The above assumptions detail the total quantities that Maugeri estimates can eventually be extracted (a stock variable), but they clearly are not enough to calculate an annual production rate for the year 2020 (a flow variable) which is the key number Maugeri is reporting. His analysis also makes use of a proprietary database of results for existing wells. What he evidently did was to calculate average well completion rates and flow rates per well from that database and extrapolate those forward, though he does not tell the reader what were the actual summary averages that he used for this calculation nor indicate in what way the $70 assumed price enters the calculations. His paper really just seems to provide his own summary judgment as to what his private database implies rather than specifics that other analysts could use to evaluate or reproduce his claims.

I recently attended an excellent conference on oil market fundamentals, whose proceedings can be viewed online if your budget allows for a hefty registration fee. One of the presentations was by Morningstar analyst Jason Stevens, who estimated the 2015 potential U.S. tight crude oil production using two different approaches. The first approach, which Stevens called a “top-down” approach, was to “use best-in play curves and assume repeatability and similar results in emerging plays,” which sounds identical to Maugeri’s methodology, and indeed, Stevens’ calculations used the identical 200 rigs per week assumption for Bakken as did Maugeri. But whereas Maugeri predicted we’d see 1.5 mb/d additional Bakken production by 2010, Stevens calculated that the area might only add 150,000 b/d or so by 2015. On the other hand, Stevens’ calculations suggested about a 900,000 b/d gain for the Eagle Ford in Texas by 2015, compared with 1.47 mb/d anticipated by Maugeri for 2020.

Source: Jason Stevens, 2012 Symposium on Oil Supply and Demand

Stevens also calculated a forecast using a second method that he described as “bottom up”, which used specific production forecasts for 16 of the individual firms involved in these plays, and assumed that the fraction of each area’s total production represented by these particular firms would stay constant. This bottom-up calculation leads to an expected additional flow by the particular firms studied of almost 1 mb/d by 2015, implying perhaps 3 mb/d combined production from all drillers in the plays. Thus Stevens’ bottom line was similar to that of Maugeri’s, although the specifics differ.

Source: Jason Stevens, 2012 Symposium on Oil Supply and Demand.
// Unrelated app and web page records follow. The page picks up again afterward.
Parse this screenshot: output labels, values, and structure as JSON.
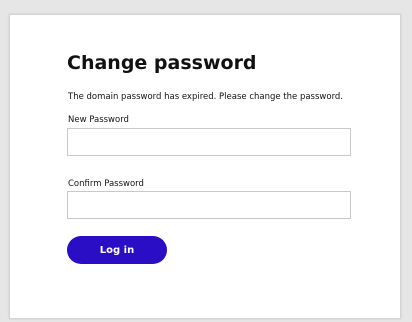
{
  "form": {
    "title": "Change password",
    "message": "The domain password has expired. Please change the password.",
    "new_password": {
      "label": "New Password",
      "value": "",
      "placeholder": ""
    },
    "confirm_password": {
      "label": "Confirm Password",
      "value": "",
      "placeholder": ""
    },
    "submit_label": "Log in"
  },
  "colors": {
    "accent": "#2a0ec6",
    "background": "#e6e6e6",
    "panel": "#ffffff"
  }
}
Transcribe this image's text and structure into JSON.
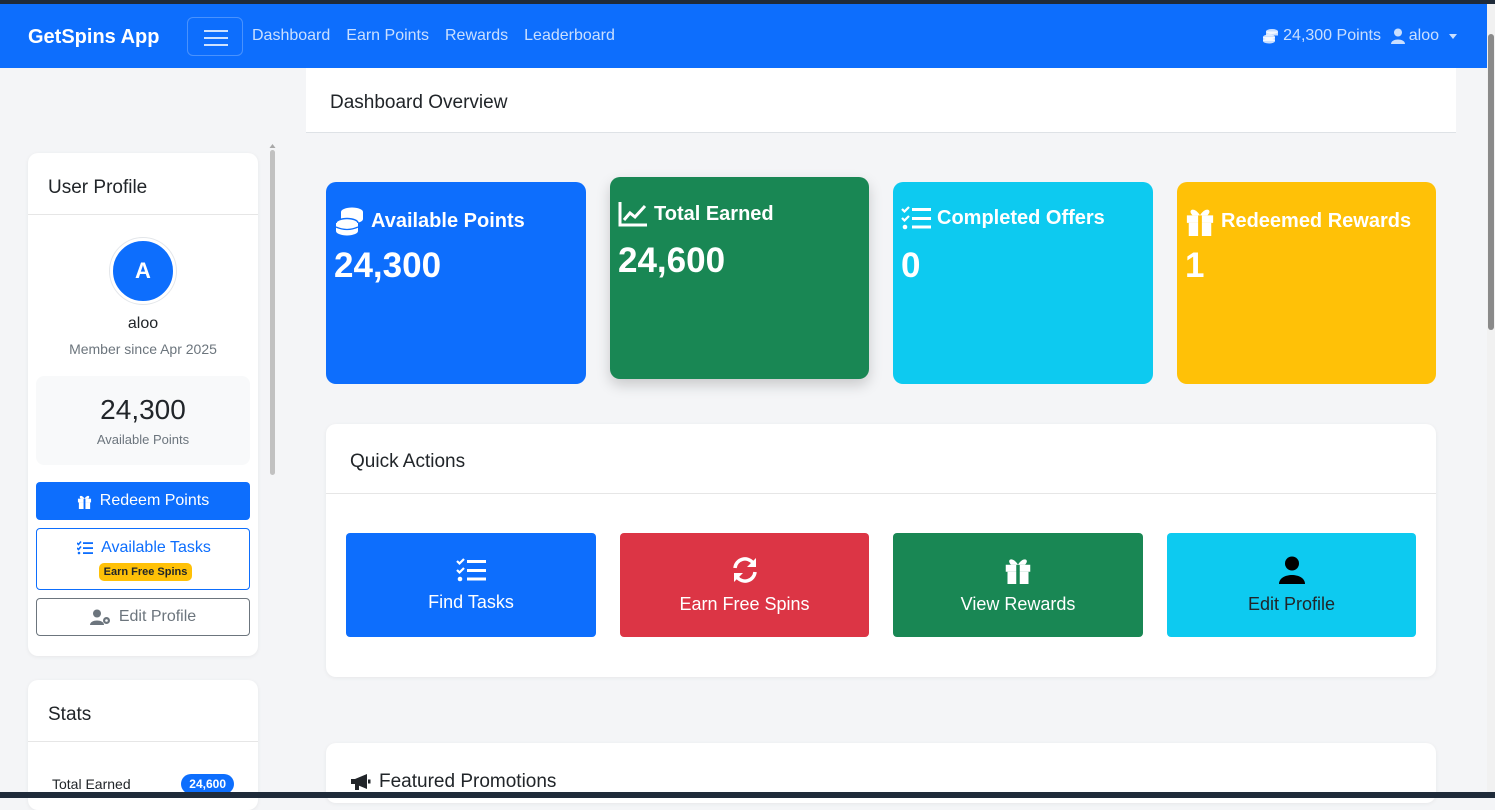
{
  "navbar": {
    "brand": "GetSpins App",
    "links": [
      "Dashboard",
      "Earn Points",
      "Rewards",
      "Leaderboard"
    ],
    "points": "24,300 Points",
    "user": "aloo"
  },
  "sidebar": {
    "profile": {
      "title": "User Profile",
      "avatar_letter": "A",
      "username": "aloo",
      "member_since": "Member since Apr 2025",
      "points": "24,300",
      "points_label": "Available Points",
      "redeem_label": "Redeem Points",
      "tasks_label": "Available Tasks",
      "tasks_badge": "Earn Free Spins",
      "edit_label": "Edit Profile"
    },
    "stats": {
      "title": "Stats",
      "total_earned_label": "Total Earned",
      "total_earned_value": "24,600"
    }
  },
  "main": {
    "title": "Dashboard Overview",
    "stat_cards": [
      {
        "label": "Available Points",
        "value": "24,300",
        "color": "#0d6efd",
        "icon": "coins-icon"
      },
      {
        "label": "Total Earned",
        "value": "24,600",
        "color": "#198754",
        "icon": "chart-line-icon"
      },
      {
        "label": "Completed Offers",
        "value": "0",
        "color": "#0dcaf0",
        "icon": "list-check-icon"
      },
      {
        "label": "Redeemed Rewards",
        "value": "1",
        "color": "#ffc107",
        "icon": "gift-icon"
      }
    ],
    "quick_actions": {
      "title": "Quick Actions",
      "buttons": [
        {
          "label": "Find Tasks",
          "color": "#0d6efd",
          "icon": "list-check-icon"
        },
        {
          "label": "Earn Free Spins",
          "color": "#dc3545",
          "icon": "sync-icon"
        },
        {
          "label": "View Rewards",
          "color": "#198754",
          "icon": "gift-icon"
        },
        {
          "label": "Edit Profile",
          "color": "#0dcaf0",
          "icon": "user-icon"
        }
      ]
    },
    "promotions": {
      "title": "Featured Promotions"
    }
  }
}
In addition to the uncertainties noted above about extrapolating historical production rates, the rate at which production declines from a given well over time is another big unknown. Another key point to recognize is the added cost of extracting oil from tight formations. West Texas Intermediate is currently around $85/barrel. With the huge discount for Canadian and north-central U.S. producers, that means that producers of North Dakota sweet are only offered $61 a barrel. Tight oil is not going to be the reason that we return to an era of cheap oil, for the simple reason that if oil again fell below $50/barrel, it wouldn’t be profitable to produce with these methods. Nor is tight oil likely to get the U.S. back to the levels of field production that we saw in 1970. But tight oil will likely provide a source of significant new production over the next decade as long as the price does not fall too much.

It is a separate critical question how much additional production may come worldwide from other sources, and how far this new production will go toward offsetting declining production from existing mature fields. Maugeri is also quite optimistic about these issues as well. I hope to take up a discussion of these separate questions in a subsequent post.

Disclaimer: This page contains affiliate links. If you choose to make a purchase after clicking a link, we may receive a commission at no additional cost to you. Thank you for your support!

About James D. Hamilton 244 Articles

James D. Hamilton is Professor of Economics at the University of California, San Diego.

Visit: Econbrowser

Be the first to comment

Leave a Reply

Your email address will not be published.


This site uses Akismet to reduce spam. Learn how your comment data is processed.